In addition to its domestic legislative and policy efforts, representatives of the DFC and its members attended a December 1996 conference of the World Intellectual Property Organization (WIPO) that was called to revise the primary international copyright treaty -- the Berne Convention -- for the digital age. The DFC worked to ensure that any agreements reached during the conference did not limit existing rights provided for under U.S. copyright law, and did not affect the ability of the United States to establish new rights to benefit the public interest. The DFC successfully participated in the creation and adoption of agreements that explicitly recognized the need to protect copyright owners, encourage information distributors, and assure public access to information.
Some key issues and proposals:
Since the WIPO conference, the DFC has been working on several interrelated proposals that are designed to achieve its goal of maintaining the crucial balance between ownership and access rights. Some of these proposals are outlined below:
Fair Use -- Current copyright law permits copyrighted material to be copied or shared without compensation under certain circumstances, such as: copying for personal use, or copying to promote the creation and distribution of new, noninfringing works. This is referred to as the "fair use" doctrine. The DFC advocates amending the copyright law to make clear that the fair use doctrine continues to apply with full force in the digital network environment.
Temporary Copies -- Some proposals offered by copyright owners would make temporary, or "ephemeral," reproductions that are created in computers or other devices in the course of the operation of digital information networks violations of copyright law. The result of such a law could mean that even "browsing" the Internet would be illegal. The DFC proposes to amend the copyright law to make explicit that it is not an infringement for a person to make a digital copy of a copyright protected work when such copying is incidental to the operation of a computer or other device as part of a digital information network.
First Sale -- Under current law, a person who has legally obtained a book or video cassette may transfer it to another person without permission of the copyright owner. The DFC proposes establishing a "digital equivalent" of the first sale doctrine to permit electronic transmission of a work in certain circumstances.
Preemption -- The DFC advocates amendments to federal law that would preclude copyright owners from using nonnegotiable "shrink-wrap" (e.g. the license terms that are listed as being effective because you opened the software that you bought) licenses to take away rights consumers otherwise would enjoy under the current copyright law.
Distance Learning -- The DFC advocates amendments to copyright law that would ensure that educators can use personal computers and new technology in the same way they now use conventional closed-circuit and broadcasting technology to foster distance learning.
Library Exemptions -- The DFC supports amendments that would facilitate the use of digital and new technology for archiving purposes.

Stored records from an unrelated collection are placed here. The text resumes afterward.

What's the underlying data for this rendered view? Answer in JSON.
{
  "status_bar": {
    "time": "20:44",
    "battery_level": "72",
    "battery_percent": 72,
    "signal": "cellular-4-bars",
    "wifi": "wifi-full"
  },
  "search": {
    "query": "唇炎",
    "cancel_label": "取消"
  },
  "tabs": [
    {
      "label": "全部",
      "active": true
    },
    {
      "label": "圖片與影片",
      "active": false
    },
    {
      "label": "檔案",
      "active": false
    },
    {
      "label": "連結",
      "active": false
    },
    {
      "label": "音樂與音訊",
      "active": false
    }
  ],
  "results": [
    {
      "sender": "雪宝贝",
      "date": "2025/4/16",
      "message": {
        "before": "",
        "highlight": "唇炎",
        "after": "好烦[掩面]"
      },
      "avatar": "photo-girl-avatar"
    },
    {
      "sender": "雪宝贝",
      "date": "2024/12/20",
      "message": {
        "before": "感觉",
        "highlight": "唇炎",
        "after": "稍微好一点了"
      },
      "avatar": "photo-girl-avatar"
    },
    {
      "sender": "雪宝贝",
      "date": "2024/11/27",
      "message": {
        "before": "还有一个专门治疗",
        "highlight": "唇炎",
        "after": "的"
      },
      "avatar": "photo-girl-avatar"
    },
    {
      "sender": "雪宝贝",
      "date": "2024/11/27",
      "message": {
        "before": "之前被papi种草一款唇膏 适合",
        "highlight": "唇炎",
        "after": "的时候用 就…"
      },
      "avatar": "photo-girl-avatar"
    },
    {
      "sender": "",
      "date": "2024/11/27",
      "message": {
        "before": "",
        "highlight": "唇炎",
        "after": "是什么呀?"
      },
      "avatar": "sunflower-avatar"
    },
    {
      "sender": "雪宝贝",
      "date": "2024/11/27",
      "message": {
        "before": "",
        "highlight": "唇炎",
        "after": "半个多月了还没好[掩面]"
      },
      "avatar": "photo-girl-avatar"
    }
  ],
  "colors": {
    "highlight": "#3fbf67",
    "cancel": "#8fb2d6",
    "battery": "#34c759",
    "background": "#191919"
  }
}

Anti-Circumvention and Copyright Management Information -- The DFC advocates adding new sections to the Copyright Act to implement the WIPO Copyright Treaty and the WIPO Performances and Phonograms Treaty to create liability for a person who, circumvents technological copy protection in order to commit copyright infringement. The DFC also proposes creating liability for a person who knowingly provides false copyright management information, or who removes copyright management information without the authority of the copyright owner. [For further information regarding this important issue, please visit the Home Recording Rights Coalition website.]